While the Federal Emergency Management Agency’s (FEMA) Grant Programs Directorate (GPD) revised fire grant policies for the Assistance to Firefighters Grant (AFG), Staffing for Adequate Fire and Emergency Response (SAFER) and its Fire Prevention and Safety (FP&S) grant programs in response to the Fire Grants Reauthorization Act of 2012 (FGRA), a new Government Accountability Office (GAO) audit report said, “FEMA has several opportunities to enhance its administration of fire grants and how their contributions to national preparedness are assessed.”
“For example,” GAO stated, “while FEMA developed performance measures for the AFG and SAFER programs, the agency did not include measurable performance targets linked to AFG and SAFER program goals that could help better assess the impact of the program and report program achievements.”
GAO said that be establishing better measurable performance targets that are linked to program goals “could enhance the quality and utility of the new performance assessment system by providing a yardstick against which these investments can be evaluated.”
FGRA, which amended and reauthorized the three grant programs, includes a provision for GAO to review changes to the grant programs and FEMA’s assessment of the fire grants’ performance.
The GAO audit report said while “the US Fire Administration (USFA) provides firefighter training and education as well as fire-related research, data collection and analysis, and acts as a consultant for GPD’s fire grant programs … FEMA has not defined and documented USFA’s specific role or responsibilities with the fire grants program. As a result, there is no formalized relationship or policy regarding, for example, how the two organizations’ programs could work together to achieve common goals. Using collaborative mechanisms, GAO’s work has identified across the federal government could help GPD better leverage USFA’s expertise and resources to support programmatic management of the fire grants programs. Both GPD and USFA officials agreed that defining and documenting the roles and responsibilities of GPD and USFA would enhance the administration of the fire grants programs.”
To its credit, GAO said GPD has incorporated a majority of recommended changes into its existing application and award processes. For example, GAO said, “FGRA established minimum award allocations for three types of fire departments. In 2013 and 2014, each of these types of departments received more than the minimum of fire grant funds. FEMA also developed a performance assessment system for the AFG and SAFER programs in response to FGRA.
GAO made four recommendations, including that FEMA establish measurable performance targets and define and document the roles and responsibilities of GPD and USFA in administering the fire grants.
“DHS concurred with all four recommendations, and described planned actions to address them,” GAO reported.

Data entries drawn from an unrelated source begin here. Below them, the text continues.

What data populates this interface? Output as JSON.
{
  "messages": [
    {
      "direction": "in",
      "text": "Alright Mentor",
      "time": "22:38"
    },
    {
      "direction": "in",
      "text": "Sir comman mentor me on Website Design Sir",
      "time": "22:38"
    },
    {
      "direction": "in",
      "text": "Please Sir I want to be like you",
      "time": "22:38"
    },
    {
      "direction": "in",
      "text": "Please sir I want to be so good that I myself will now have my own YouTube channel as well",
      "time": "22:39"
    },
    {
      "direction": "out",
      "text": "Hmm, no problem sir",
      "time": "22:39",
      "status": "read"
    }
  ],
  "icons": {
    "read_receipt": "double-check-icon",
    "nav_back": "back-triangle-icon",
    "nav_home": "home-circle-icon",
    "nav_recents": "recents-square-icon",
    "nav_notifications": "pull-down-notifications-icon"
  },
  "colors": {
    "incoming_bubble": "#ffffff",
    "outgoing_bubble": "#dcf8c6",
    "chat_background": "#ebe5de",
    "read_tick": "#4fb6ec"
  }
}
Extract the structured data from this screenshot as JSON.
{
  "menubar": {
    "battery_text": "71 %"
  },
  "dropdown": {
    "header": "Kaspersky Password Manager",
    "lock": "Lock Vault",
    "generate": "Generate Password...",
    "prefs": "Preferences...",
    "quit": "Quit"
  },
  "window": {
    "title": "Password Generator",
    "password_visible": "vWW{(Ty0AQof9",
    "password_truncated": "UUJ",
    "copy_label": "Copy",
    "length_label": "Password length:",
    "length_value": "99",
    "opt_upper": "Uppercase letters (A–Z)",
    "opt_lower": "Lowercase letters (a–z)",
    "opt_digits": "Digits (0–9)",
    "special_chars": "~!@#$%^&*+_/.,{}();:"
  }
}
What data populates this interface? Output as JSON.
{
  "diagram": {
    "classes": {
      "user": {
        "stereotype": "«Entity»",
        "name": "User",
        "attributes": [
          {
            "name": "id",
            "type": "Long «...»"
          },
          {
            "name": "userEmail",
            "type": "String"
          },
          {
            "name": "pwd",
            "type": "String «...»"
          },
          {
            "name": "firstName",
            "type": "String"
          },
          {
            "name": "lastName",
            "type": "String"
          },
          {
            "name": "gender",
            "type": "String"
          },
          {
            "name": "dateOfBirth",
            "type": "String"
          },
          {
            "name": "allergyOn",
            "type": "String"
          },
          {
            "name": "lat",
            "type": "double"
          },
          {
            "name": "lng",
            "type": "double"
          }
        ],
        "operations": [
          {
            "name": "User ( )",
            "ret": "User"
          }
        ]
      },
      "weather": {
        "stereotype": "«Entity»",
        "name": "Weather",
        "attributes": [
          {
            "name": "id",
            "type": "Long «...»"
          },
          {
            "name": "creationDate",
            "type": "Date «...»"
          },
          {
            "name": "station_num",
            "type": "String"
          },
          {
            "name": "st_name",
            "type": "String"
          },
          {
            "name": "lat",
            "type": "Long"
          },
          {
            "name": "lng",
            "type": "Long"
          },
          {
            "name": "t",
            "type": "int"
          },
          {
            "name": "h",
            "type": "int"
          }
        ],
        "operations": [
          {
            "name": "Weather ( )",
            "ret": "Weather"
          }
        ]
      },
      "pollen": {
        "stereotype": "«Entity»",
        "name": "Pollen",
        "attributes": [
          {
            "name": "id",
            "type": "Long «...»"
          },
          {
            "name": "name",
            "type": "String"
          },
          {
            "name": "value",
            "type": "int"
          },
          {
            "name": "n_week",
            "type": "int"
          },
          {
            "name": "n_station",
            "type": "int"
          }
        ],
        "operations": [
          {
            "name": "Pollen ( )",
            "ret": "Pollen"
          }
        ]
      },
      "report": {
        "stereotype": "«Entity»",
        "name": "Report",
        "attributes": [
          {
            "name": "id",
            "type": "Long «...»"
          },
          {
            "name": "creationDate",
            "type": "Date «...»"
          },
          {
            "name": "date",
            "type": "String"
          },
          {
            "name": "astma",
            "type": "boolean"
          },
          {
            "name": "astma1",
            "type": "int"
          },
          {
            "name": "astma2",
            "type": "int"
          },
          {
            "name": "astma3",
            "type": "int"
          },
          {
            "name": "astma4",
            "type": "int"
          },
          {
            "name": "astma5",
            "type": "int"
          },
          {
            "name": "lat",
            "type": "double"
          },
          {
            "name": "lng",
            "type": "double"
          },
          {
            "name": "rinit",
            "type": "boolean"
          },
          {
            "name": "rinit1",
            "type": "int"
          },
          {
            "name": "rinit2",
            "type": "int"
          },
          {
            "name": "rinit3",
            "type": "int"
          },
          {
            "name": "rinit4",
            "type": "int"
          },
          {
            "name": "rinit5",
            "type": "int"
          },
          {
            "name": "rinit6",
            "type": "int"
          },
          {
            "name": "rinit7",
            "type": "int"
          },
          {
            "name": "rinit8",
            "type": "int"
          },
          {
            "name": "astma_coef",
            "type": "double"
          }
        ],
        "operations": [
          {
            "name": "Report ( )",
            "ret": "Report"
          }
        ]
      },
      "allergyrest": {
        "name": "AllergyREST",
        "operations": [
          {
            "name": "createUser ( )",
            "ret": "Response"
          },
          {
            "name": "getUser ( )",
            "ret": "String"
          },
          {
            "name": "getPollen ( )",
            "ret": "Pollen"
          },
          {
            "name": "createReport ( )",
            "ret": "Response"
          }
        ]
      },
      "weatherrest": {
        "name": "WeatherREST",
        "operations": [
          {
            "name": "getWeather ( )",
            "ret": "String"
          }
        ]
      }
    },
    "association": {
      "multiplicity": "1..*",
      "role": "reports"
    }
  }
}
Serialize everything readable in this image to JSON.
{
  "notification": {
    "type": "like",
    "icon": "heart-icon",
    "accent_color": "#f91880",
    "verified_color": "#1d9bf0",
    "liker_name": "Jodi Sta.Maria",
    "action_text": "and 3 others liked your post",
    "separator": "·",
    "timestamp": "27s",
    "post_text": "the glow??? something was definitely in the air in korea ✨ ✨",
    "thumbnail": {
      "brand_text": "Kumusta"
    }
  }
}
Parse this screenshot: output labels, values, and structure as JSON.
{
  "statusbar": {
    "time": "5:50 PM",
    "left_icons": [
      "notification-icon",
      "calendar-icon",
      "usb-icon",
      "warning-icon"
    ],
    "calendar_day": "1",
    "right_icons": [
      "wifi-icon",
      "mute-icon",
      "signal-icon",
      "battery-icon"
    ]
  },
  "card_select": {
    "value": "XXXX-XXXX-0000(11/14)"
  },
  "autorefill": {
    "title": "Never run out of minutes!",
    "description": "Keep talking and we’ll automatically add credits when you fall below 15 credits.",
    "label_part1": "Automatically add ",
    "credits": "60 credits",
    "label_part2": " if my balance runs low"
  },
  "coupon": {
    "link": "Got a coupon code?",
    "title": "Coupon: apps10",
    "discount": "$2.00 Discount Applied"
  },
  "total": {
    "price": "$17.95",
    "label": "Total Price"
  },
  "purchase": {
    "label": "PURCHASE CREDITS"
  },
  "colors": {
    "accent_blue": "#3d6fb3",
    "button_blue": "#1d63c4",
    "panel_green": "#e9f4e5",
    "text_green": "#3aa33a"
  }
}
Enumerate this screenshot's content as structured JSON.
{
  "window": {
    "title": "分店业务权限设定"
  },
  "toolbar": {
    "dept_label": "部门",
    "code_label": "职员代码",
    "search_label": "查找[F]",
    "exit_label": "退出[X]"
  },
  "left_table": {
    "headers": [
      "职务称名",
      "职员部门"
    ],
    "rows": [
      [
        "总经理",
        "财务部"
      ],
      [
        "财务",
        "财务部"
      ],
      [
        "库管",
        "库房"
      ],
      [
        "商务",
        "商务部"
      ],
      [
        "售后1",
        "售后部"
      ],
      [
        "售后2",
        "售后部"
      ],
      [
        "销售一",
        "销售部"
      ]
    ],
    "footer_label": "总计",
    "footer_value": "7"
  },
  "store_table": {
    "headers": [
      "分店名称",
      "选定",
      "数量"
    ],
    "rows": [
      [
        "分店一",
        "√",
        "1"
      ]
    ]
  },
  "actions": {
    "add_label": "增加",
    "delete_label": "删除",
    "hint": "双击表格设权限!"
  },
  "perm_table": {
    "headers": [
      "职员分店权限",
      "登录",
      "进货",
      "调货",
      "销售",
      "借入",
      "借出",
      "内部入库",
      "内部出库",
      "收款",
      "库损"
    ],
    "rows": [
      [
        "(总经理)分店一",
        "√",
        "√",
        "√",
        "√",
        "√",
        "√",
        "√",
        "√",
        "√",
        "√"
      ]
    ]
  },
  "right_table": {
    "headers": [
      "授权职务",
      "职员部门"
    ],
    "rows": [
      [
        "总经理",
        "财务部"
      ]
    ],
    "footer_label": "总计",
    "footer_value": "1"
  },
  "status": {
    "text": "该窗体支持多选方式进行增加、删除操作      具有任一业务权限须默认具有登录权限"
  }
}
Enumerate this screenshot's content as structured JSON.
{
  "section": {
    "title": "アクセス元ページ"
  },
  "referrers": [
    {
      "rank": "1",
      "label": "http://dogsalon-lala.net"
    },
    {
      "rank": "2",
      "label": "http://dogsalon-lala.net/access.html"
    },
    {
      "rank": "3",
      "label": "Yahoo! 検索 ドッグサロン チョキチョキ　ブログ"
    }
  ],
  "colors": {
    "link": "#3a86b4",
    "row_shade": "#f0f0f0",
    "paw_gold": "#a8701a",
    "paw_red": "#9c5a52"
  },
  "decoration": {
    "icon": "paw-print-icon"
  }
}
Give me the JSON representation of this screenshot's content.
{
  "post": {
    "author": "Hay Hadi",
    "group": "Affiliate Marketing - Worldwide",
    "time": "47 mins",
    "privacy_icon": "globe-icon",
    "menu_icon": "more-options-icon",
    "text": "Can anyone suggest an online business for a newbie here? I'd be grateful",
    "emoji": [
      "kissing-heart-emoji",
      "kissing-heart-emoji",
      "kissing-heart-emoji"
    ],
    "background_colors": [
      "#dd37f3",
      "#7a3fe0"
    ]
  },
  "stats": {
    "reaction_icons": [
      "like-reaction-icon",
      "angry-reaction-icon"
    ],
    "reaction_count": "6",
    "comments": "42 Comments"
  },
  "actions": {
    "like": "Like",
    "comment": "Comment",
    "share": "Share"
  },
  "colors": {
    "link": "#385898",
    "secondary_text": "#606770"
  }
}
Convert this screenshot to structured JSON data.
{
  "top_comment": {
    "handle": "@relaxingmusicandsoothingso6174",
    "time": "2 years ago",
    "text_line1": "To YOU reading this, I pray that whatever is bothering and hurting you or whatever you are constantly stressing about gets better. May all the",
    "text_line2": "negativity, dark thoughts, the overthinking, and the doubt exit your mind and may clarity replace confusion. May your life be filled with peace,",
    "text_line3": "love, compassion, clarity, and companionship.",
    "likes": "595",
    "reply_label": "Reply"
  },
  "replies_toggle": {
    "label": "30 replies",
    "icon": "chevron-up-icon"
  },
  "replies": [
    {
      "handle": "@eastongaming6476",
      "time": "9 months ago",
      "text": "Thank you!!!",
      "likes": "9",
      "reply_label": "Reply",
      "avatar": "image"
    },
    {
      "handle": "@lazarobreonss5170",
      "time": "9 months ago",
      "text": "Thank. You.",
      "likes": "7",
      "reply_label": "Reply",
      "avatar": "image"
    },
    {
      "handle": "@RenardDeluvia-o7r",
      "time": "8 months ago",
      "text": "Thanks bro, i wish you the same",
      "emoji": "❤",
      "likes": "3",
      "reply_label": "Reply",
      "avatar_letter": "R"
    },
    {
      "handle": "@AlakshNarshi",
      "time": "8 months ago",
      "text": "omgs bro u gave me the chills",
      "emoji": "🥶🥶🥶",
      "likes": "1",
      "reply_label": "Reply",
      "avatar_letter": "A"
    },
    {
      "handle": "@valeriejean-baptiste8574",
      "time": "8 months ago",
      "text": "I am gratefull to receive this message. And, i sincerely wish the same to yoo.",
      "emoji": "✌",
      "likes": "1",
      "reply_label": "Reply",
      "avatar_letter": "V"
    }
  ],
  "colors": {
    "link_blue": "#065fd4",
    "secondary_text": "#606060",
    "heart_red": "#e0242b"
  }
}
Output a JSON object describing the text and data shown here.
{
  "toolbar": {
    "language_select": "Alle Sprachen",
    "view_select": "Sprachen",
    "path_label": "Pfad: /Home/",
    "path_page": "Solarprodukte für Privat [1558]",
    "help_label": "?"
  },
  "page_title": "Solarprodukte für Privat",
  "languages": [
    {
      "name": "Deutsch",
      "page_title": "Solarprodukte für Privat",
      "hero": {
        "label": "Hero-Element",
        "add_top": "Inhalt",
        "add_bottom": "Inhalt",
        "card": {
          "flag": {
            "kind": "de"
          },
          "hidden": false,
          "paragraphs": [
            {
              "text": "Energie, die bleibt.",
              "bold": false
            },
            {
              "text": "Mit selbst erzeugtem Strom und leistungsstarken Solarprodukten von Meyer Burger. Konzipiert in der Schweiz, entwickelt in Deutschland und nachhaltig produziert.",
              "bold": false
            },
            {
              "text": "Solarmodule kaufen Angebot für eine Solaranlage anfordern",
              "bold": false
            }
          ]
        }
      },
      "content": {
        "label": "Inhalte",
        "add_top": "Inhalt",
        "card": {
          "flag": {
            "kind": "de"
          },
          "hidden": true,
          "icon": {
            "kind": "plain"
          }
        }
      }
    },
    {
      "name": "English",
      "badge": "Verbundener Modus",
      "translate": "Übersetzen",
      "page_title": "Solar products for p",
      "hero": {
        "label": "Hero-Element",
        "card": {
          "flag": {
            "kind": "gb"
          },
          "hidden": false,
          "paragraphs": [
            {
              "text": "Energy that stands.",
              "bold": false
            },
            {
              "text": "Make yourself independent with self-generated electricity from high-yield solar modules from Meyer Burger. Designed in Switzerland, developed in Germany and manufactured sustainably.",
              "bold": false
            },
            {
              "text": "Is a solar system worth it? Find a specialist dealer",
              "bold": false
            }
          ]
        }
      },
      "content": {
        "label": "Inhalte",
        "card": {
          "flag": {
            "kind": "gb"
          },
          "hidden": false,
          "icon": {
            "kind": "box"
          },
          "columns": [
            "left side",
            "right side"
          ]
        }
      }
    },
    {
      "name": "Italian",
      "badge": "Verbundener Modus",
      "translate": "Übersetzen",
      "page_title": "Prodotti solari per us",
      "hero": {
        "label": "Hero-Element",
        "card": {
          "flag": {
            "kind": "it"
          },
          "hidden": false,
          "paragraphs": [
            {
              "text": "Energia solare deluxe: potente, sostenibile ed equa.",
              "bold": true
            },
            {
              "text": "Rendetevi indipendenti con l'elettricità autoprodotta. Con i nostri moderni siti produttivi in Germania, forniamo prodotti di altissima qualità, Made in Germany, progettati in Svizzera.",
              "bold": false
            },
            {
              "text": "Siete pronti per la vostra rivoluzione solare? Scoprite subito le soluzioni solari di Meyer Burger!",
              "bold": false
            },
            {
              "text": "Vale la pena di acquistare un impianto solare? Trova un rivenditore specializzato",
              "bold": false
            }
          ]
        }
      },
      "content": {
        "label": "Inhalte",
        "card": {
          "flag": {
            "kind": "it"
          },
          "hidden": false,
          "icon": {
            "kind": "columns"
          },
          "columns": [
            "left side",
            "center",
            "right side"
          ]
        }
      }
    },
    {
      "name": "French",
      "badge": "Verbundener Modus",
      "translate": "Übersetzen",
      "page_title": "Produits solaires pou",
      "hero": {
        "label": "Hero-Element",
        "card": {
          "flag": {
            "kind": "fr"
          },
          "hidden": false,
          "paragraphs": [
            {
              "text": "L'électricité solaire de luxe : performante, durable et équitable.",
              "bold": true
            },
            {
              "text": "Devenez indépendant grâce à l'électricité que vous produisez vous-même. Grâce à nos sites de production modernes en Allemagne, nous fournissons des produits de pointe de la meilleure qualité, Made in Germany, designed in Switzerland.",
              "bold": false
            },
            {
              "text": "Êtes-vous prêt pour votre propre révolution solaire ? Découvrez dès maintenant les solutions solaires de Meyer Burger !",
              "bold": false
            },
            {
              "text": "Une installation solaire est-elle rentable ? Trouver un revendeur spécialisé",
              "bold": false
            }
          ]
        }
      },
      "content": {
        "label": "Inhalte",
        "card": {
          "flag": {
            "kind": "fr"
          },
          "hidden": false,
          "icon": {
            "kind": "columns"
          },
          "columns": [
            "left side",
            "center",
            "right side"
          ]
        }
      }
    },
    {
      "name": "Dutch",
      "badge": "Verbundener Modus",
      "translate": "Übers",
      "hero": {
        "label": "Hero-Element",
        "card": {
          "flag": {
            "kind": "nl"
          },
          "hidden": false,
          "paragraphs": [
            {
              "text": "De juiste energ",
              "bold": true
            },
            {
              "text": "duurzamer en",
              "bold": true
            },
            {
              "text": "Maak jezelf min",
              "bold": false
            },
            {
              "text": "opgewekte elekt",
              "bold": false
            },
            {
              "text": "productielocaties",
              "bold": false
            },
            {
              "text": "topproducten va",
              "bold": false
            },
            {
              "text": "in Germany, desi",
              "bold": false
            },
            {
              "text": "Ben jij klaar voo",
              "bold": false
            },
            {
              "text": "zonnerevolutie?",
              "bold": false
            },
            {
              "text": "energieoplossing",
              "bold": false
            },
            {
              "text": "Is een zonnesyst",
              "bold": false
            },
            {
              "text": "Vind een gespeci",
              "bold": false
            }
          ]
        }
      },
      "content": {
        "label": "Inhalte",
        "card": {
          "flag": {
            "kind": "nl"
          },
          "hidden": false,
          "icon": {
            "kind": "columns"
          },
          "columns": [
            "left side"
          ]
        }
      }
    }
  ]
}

FEMA allocated almost $5.8 billion from 2009 to 2016 in award grants to fire departments and other organizations for equipment, staffing, research and other needs.
GAO noted that public fire departments in the US responded to almost 1.3 million fires in the United States in 2014 alone which resulted in more than 3,275 civilian deaths, 15,775 injuries and $11.6 billion in property loss.